[Information given]
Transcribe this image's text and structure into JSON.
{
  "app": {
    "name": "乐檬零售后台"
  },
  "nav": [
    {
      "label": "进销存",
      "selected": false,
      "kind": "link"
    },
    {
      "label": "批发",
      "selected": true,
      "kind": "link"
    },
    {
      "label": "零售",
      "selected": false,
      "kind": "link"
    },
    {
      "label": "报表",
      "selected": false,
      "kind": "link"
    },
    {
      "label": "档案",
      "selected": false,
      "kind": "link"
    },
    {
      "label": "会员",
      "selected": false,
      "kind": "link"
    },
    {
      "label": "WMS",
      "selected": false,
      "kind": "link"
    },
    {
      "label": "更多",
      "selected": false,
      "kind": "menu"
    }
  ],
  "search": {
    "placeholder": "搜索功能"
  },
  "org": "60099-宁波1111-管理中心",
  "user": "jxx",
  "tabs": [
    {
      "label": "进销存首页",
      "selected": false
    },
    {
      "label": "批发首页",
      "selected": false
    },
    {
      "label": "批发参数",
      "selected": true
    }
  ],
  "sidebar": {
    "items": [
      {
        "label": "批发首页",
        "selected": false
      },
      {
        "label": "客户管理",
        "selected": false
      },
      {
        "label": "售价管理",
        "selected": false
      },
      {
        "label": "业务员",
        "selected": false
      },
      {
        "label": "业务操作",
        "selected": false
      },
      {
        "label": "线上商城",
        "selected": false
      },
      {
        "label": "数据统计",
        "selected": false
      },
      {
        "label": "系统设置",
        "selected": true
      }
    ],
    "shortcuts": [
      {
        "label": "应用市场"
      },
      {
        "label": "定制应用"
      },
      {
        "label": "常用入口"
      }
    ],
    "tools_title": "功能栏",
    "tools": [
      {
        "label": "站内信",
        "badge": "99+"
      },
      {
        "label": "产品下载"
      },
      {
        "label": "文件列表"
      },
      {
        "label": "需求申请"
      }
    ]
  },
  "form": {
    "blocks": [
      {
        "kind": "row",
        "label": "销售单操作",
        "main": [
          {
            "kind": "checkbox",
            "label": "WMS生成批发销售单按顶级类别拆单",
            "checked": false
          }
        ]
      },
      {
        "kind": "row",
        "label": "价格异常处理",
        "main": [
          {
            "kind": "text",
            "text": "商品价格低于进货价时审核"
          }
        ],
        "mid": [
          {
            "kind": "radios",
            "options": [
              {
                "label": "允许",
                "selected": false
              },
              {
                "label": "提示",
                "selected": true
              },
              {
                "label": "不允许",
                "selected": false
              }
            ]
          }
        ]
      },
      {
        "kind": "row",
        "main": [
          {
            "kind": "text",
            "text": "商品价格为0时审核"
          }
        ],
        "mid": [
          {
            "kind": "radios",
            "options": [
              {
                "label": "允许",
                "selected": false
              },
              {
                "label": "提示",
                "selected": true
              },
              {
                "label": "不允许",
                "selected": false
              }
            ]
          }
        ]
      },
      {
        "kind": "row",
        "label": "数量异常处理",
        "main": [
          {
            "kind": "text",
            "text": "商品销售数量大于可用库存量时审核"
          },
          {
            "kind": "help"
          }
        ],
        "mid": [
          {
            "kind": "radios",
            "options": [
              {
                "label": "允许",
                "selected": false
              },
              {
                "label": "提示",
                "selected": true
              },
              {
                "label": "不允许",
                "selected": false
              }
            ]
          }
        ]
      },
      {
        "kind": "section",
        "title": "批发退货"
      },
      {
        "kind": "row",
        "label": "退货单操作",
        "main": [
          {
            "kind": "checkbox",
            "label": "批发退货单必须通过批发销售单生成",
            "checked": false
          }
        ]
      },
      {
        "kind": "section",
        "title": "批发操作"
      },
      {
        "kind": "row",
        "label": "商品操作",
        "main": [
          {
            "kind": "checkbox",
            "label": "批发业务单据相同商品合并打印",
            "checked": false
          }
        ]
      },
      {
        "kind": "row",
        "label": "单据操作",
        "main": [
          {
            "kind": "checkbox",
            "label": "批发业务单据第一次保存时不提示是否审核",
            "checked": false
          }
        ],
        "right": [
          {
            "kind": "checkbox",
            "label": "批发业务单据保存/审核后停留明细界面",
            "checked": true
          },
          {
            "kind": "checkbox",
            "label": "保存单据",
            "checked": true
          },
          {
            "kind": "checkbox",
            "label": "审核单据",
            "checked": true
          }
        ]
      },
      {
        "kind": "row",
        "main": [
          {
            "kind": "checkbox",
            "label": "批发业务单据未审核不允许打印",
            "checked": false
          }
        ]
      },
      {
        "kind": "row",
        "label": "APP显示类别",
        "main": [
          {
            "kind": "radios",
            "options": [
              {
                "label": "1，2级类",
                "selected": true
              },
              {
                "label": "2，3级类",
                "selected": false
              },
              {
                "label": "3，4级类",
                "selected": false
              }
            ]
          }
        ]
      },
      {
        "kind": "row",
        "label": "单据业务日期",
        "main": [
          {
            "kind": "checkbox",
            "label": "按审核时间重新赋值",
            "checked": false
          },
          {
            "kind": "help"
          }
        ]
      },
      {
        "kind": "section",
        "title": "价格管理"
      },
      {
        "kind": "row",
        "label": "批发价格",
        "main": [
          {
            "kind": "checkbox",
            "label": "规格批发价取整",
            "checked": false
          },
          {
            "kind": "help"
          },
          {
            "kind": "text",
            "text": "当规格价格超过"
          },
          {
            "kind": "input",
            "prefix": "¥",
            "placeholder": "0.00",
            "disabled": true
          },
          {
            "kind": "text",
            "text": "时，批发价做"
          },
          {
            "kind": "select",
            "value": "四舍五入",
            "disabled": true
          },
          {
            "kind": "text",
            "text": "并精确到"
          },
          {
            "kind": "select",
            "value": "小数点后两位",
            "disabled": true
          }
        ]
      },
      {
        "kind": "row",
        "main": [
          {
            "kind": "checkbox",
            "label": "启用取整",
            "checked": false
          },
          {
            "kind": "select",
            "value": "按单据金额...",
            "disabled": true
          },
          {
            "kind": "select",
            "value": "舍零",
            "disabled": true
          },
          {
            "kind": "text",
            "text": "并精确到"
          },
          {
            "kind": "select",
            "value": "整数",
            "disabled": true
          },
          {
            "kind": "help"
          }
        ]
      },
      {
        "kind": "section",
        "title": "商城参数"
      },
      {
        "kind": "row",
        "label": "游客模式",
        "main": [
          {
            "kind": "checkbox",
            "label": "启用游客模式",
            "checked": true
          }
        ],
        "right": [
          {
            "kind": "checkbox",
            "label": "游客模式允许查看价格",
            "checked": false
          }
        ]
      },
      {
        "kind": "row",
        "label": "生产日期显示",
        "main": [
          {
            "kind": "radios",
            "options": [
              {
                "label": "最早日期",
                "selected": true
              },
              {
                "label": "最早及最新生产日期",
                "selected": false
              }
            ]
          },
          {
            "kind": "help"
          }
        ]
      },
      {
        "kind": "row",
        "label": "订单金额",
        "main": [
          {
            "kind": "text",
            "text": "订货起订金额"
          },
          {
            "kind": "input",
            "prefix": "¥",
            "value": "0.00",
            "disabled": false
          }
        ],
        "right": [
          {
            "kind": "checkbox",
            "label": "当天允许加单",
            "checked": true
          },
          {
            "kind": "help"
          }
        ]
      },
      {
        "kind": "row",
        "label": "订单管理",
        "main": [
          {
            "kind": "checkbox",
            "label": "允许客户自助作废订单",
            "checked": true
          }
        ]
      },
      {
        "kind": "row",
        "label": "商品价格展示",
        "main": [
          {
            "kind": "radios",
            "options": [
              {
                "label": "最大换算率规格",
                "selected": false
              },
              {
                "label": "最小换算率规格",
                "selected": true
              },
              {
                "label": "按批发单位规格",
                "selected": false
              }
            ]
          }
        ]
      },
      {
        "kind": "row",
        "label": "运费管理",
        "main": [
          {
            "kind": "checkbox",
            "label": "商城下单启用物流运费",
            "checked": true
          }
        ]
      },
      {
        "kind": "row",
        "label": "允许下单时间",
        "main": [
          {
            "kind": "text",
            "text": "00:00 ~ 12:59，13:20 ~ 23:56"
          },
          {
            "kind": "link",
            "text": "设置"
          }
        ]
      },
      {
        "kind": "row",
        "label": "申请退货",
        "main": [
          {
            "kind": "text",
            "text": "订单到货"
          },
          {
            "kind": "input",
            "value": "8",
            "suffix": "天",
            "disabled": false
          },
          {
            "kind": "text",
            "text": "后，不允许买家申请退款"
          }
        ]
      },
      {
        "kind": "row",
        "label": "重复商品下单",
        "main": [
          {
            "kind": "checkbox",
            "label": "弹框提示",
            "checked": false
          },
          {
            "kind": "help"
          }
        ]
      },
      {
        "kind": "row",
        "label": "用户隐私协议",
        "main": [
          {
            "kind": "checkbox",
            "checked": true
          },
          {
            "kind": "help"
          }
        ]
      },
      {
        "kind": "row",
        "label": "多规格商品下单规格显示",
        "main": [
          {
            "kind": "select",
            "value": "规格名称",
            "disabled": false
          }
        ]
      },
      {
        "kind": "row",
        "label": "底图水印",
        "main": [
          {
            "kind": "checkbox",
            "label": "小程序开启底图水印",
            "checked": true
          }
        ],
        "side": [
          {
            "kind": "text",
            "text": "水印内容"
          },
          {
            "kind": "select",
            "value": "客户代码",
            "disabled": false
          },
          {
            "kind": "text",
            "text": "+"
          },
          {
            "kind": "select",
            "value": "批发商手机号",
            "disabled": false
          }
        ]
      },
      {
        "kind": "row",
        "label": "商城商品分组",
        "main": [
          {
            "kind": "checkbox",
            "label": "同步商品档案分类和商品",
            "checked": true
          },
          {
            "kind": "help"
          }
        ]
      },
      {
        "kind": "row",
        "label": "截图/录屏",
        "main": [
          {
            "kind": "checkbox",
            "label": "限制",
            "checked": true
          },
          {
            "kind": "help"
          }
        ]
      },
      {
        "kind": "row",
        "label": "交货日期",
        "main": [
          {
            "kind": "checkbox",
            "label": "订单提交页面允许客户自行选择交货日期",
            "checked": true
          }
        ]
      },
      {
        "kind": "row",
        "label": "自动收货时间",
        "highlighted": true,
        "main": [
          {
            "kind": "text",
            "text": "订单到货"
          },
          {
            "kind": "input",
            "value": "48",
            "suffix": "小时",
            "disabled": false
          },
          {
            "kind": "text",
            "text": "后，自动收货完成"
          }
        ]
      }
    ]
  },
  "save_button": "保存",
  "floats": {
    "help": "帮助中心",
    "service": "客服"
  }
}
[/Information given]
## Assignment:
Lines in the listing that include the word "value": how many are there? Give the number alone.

## Output for this exercise:
11